Faced with these stark facts, some Republicans turned their sights on John Koskinen, who had reluctantly agreed to come out of retirement to lead the IRS in 2013—after any targeting was alleged to have occurred.
 
These Republicans tried to impeach the Commissioner, accusing him of obstructing their partisan investigation and destroying emails from IRS employees that Republicans claim were the smoking gun they were hunting for.
 
The problem is that the same Inspector General, Mr. George, investigated these claims as well, and he found nothing to substantiate them either.
 
In July 2015, Mr. George reported that two low-level employees working in West Virginia erased email back-up tapes so they could be re-used and did not understand or follow instructions from IRS headquarters to preserve them.
 
With respect to Republican claims that the Commissioner directed these actions or was personally involved, Mr. George reported:  “No evidence was uncovered that any IRS employees had been directed to destroy or hide information from Congress, the DOJ, or TIGTA.”
 
If that weren’t clear enough, he also reported that his investigation “did not uncover evidence that the IRS and its employees purposely erased the tapes in order to conceal responsive e-mails from the Congress, the DOJ or TIGTA,” and he identified “no evidence that the IRS employees involved intended to destroy the data on the tapes or the hard drives in order to keep this information from Congress, the DOJ or TIGTA.”
 
Career investigators at the Department of Justice agreed, reporting that they too “found no evidence that any official involved in the handling of the tax-exempt applications or IRS leadership attempted to obstruct justice.”  They interviewed more than 100 witnesses and reviewed nearly 500 tax-exempt applications.
 
Perhaps these hard facts explain why House Speaker Paul RyanPaul Davis RyanKenosha will be a good bellwether in 2020 At indoor rally, Pence says election runs through Wisconsin Juan Williams: Breaking down the debates MORE refused to allow any impeachment resolution against the Commissioner to come to the floor.
 
Not to be deterred, Oversight Committee Republicans and Freedom Caucus Members are now regrouping and trying again, claiming that the Commissioner somehow obstructed their investigation.  They want to publicly censure him—and go after his pension.  They will make their presentation today to the Judiciary Committee.
 
The problem again is Mr. George, who testified before Congress on June 25, 2015, that Commissioner Koskinen has been “extraordinarily cooperative” with this investigation.
 
So the question for Republicans is, where is Mr. George?  Why haven’t they invited him to testify?  Could it be because he found nothing to substantiate their baseless claims?
 
Commissioner Koskinen has been the single most cooperative agency head to appear before the Oversight Committee.  His agency has produced more than a million pages of documents, and he has testified personally before Congress more than 20 times—offering repeatedly to testify himself in place of lower-level employees.
 
Yet, after holding more than two dozen hearings, squandering more than $20 million, and turning up nothing, Republicans are still hell-bent on pressing forward with this seemingly endless attack against a widely-respected public servant.
 
Surely, we have more important things to do here in Congress.

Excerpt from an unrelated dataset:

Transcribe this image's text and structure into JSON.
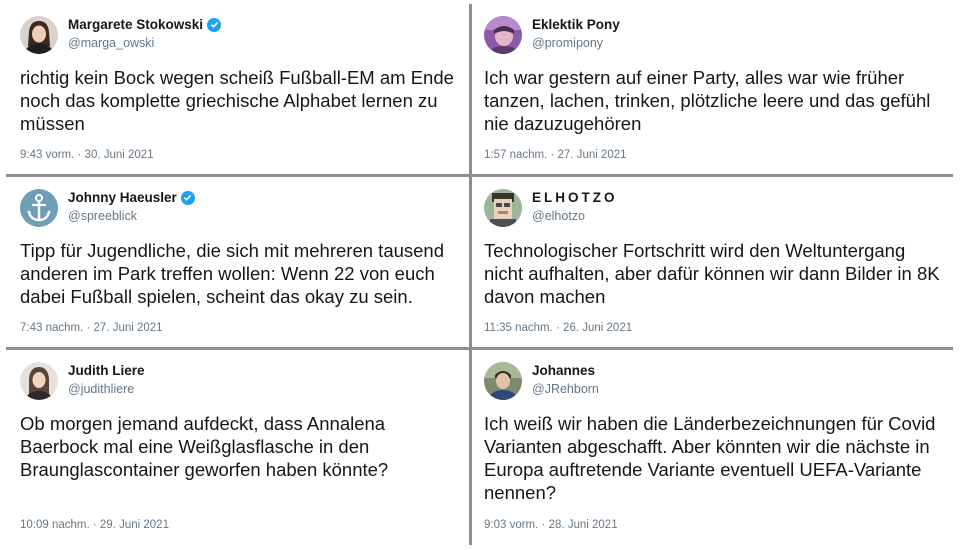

Rep. Cummings represents Maryland’s 7th congressional district.